**What you need to do:** Each line of the data is to be output verbatim, with the images removed.
** Opening Data under study block **
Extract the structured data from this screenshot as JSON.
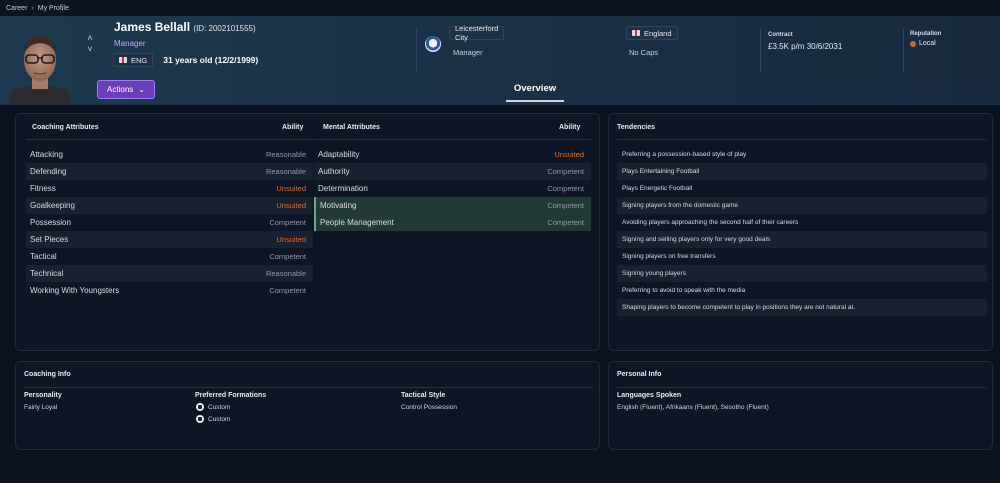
{
  "breadcrumb": {
    "root": "Career",
    "current": "My Profile"
  },
  "player": {
    "name": "James Bellall",
    "id_text": "(ID: 2002101555)",
    "role": "Manager",
    "nationality_code": "ENG",
    "age_text": "31 years old (12/2/1999)"
  },
  "actions": {
    "label": "Actions"
  },
  "club": {
    "name": "Leicesterford City",
    "role": "Manager"
  },
  "country": {
    "name": "England",
    "caps": "No Caps"
  },
  "contract": {
    "label": "Contract",
    "value": "£3.5K p/m 30/6/2031"
  },
  "reputation": {
    "label": "Reputation",
    "value": "Local"
  },
  "tabs": {
    "overview": "Overview"
  },
  "coaching_attributes": {
    "title": "Coaching Attributes",
    "ability_label": "Ability",
    "rows": [
      {
        "name": "Attacking",
        "value": "Reasonable"
      },
      {
        "name": "Defending",
        "value": "Reasonable"
      },
      {
        "name": "Fitness",
        "value": "Unsuited"
      },
      {
        "name": "Goalkeeping",
        "value": "Unsuited"
      },
      {
        "name": "Possession",
        "value": "Competent"
      },
      {
        "name": "Set Pieces",
        "value": "Unsuited"
      },
      {
        "name": "Tactical",
        "value": "Competent"
      },
      {
        "name": "Technical",
        "value": "Reasonable"
      },
      {
        "name": "Working With Youngsters",
        "value": "Competent"
      }
    ]
  },
  "mental_attributes": {
    "title": "Mental Attributes",
    "ability_label": "Ability",
    "rows": [
      {
        "name": "Adaptability",
        "value": "Unsuited"
      },
      {
        "name": "Authority",
        "value": "Competent"
      },
      {
        "name": "Determination",
        "value": "Competent"
      },
      {
        "name": "Motivating",
        "value": "Competent"
      },
      {
        "name": "People Management",
        "value": "Competent"
      }
    ]
  },
  "tendencies": {
    "title": "Tendencies",
    "items": [
      "Preferring a possession-based style of play",
      "Plays Entertaining Football",
      "Plays Energetic Football",
      "Signing players from the domestic game",
      "Avoiding players approaching the second half of their careers",
      "Signing and selling players only for very good deals",
      "Signing players on free transfers",
      "Signing young players",
      "Preferring to avoid to speak with the media",
      "Shaping players to become competent to play in positions they are not natural at."
    ]
  },
  "coaching_info": {
    "title": "Coaching Info",
    "personality_label": "Personality",
    "personality_value": "Fairly Loyal",
    "formations_label": "Preferred Formations",
    "formations": [
      "Custom",
      "Custom"
    ],
    "style_label": "Tactical Style",
    "style_value": "Control Possession"
  },
  "personal_info": {
    "title": "Personal Info",
    "languages_label": "Languages Spoken",
    "languages_value": "English (Fluent), Afrikaans (Fluent), Sesotho (Fluent)"
  },
  "colors": {
    "accent_purple": "#6a3fb8",
    "unsuited_orange": "#e2692a",
    "highlight_green": "#223a35"
  }
}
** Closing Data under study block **
**Solution for this exercise:**
Extract the structured data from this screenshot as JSON.
{
  "breadcrumb": {
    "root": "Career",
    "current": "My Profile"
  },
  "player": {
    "name": "James Bellall",
    "id_text": "(ID: 2002101555)",
    "role": "Manager",
    "nationality_code": "ENG",
    "age_text": "31 years old (12/2/1999)"
  },
  "actions": {
    "label": "Actions"
  },
  "club": {
    "name": "Leicesterford City",
    "role": "Manager"
  },
  "country": {
    "name": "England",
    "caps": "No Caps"
  },
  "contract": {
    "label": "Contract",
    "value": "£3.5K p/m 30/6/2031"
  },
  "reputation": {
    "label": "Reputation",
    "value": "Local"
  },
  "tabs": {
    "overview": "Overview"
  },
  "coaching_attributes": {
    "title": "Coaching Attributes",
    "ability_label": "Ability",
    "rows": [
      {
        "name": "Attacking",
        "value": "Reasonable"
      },
      {
        "name": "Defending",
        "value": "Reasonable"
      },
      {
        "name": "Fitness",
        "value": "Unsuited"
      },
      {
        "name": "Goalkeeping",
        "value": "Unsuited"
      },
      {
        "name": "Possession",
        "value": "Competent"
      },
      {
        "name": "Set Pieces",
        "value": "Unsuited"
      },
      {
        "name": "Tactical",
        "value": "Competent"
      },
      {
        "name": "Technical",
        "value": "Reasonable"
      },
      {
        "name": "Working With Youngsters",
        "value": "Competent"
      }
    ]
  },
  "mental_attributes": {
    "title": "Mental Attributes",
    "ability_label": "Ability",
    "rows": [
      {
        "name": "Adaptability",
        "value": "Unsuited"
      },
      {
        "name": "Authority",
        "value": "Competent"
      },
      {
        "name": "Determination",
        "value": "Competent"
      },
      {
        "name": "Motivating",
        "value": "Competent"
      },
      {
        "name": "People Management",
        "value": "Competent"
      }
    ]
  },
  "tendencies": {
    "title": "Tendencies",
    "items": [
      "Preferring a possession-based style of play",
      "Plays Entertaining Football",
      "Plays Energetic Football",
      "Signing players from the domestic game",
      "Avoiding players approaching the second half of their careers",
      "Signing and selling players only for very good deals",
      "Signing players on free transfers",
      "Signing young players",
      "Preferring to avoid to speak with the media",
      "Shaping players to become competent to play in positions they are not natural at."
    ]
  },
  "coaching_info": {
    "title": "Coaching Info",
    "personality_label": "Personality",
    "personality_value": "Fairly Loyal",
    "formations_label": "Preferred Formations",
    "formations": [
      "Custom",
      "Custom"
    ],
    "style_label": "Tactical Style",
    "style_value": "Control Possession"
  },
  "personal_info": {
    "title": "Personal Info",
    "languages_label": "Languages Spoken",
    "languages_value": "English (Fluent), Afrikaans (Fluent), Sesotho (Fluent)"
  },
  "colors": {
    "accent_purple": "#6a3fb8",
    "unsuited_orange": "#e2692a",
    "highlight_green": "#223a35"
  }
}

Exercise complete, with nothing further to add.